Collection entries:
---------------

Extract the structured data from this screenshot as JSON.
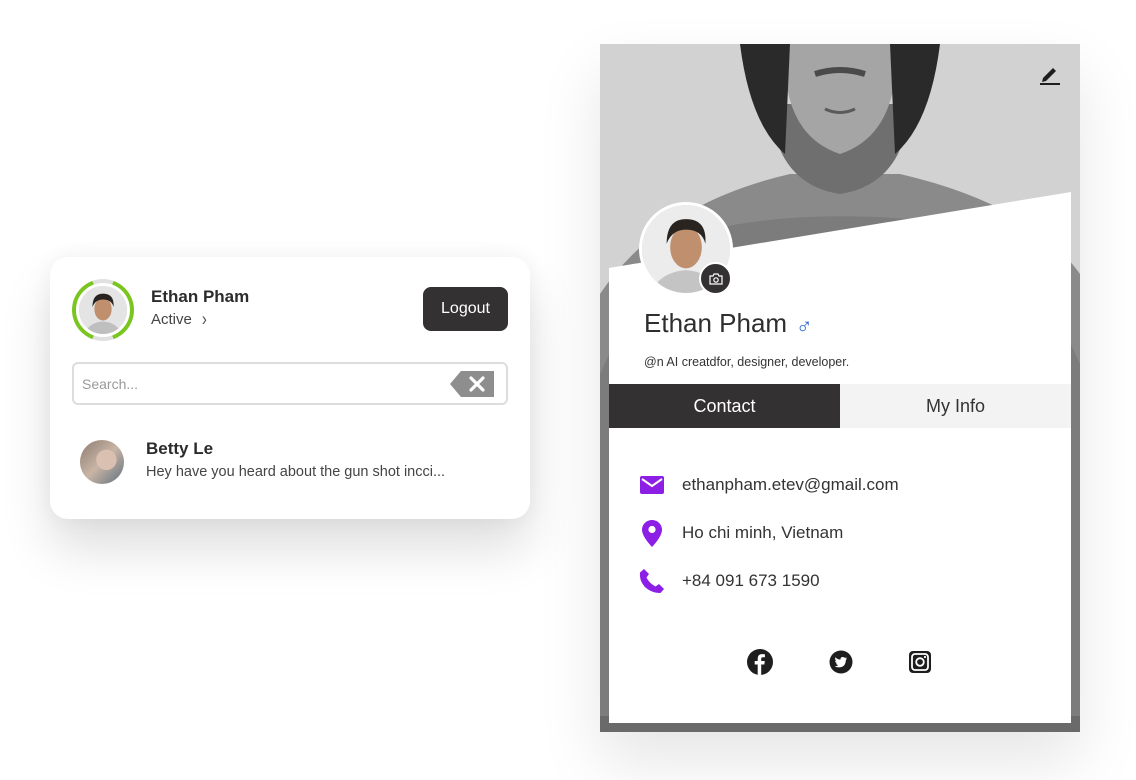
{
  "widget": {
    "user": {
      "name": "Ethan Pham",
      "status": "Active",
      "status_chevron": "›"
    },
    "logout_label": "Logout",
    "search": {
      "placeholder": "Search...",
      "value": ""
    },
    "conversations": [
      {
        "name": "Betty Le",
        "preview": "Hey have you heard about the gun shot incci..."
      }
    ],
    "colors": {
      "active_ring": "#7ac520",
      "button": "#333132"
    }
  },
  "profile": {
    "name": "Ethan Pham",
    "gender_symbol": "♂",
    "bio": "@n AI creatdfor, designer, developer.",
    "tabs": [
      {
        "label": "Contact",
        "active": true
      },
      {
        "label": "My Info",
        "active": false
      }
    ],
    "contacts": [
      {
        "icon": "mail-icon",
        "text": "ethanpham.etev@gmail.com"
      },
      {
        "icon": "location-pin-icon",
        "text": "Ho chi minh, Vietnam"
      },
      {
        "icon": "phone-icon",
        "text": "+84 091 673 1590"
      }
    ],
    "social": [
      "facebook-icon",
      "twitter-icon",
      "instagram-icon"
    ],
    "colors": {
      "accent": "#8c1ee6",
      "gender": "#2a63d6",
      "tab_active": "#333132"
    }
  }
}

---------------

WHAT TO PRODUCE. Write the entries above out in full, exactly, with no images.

OUTPUT OF THE TASK.
Extract the structured data from this screenshot as JSON.
{
  "widget": {
    "user": {
      "name": "Ethan Pham",
      "status": "Active",
      "status_chevron": "›"
    },
    "logout_label": "Logout",
    "search": {
      "placeholder": "Search...",
      "value": ""
    },
    "conversations": [
      {
        "name": "Betty Le",
        "preview": "Hey have you heard about the gun shot incci..."
      }
    ],
    "colors": {
      "active_ring": "#7ac520",
      "button": "#333132"
    }
  },
  "profile": {
    "name": "Ethan Pham",
    "gender_symbol": "♂",
    "bio": "@n AI creatdfor, designer, developer.",
    "tabs": [
      {
        "label": "Contact",
        "active": true
      },
      {
        "label": "My Info",
        "active": false
      }
    ],
    "contacts": [
      {
        "icon": "mail-icon",
        "text": "ethanpham.etev@gmail.com"
      },
      {
        "icon": "location-pin-icon",
        "text": "Ho chi minh, Vietnam"
      },
      {
        "icon": "phone-icon",
        "text": "+84 091 673 1590"
      }
    ],
    "social": [
      "facebook-icon",
      "twitter-icon",
      "instagram-icon"
    ],
    "colors": {
      "accent": "#8c1ee6",
      "gender": "#2a63d6",
      "tab_active": "#333132"
    }
  }
}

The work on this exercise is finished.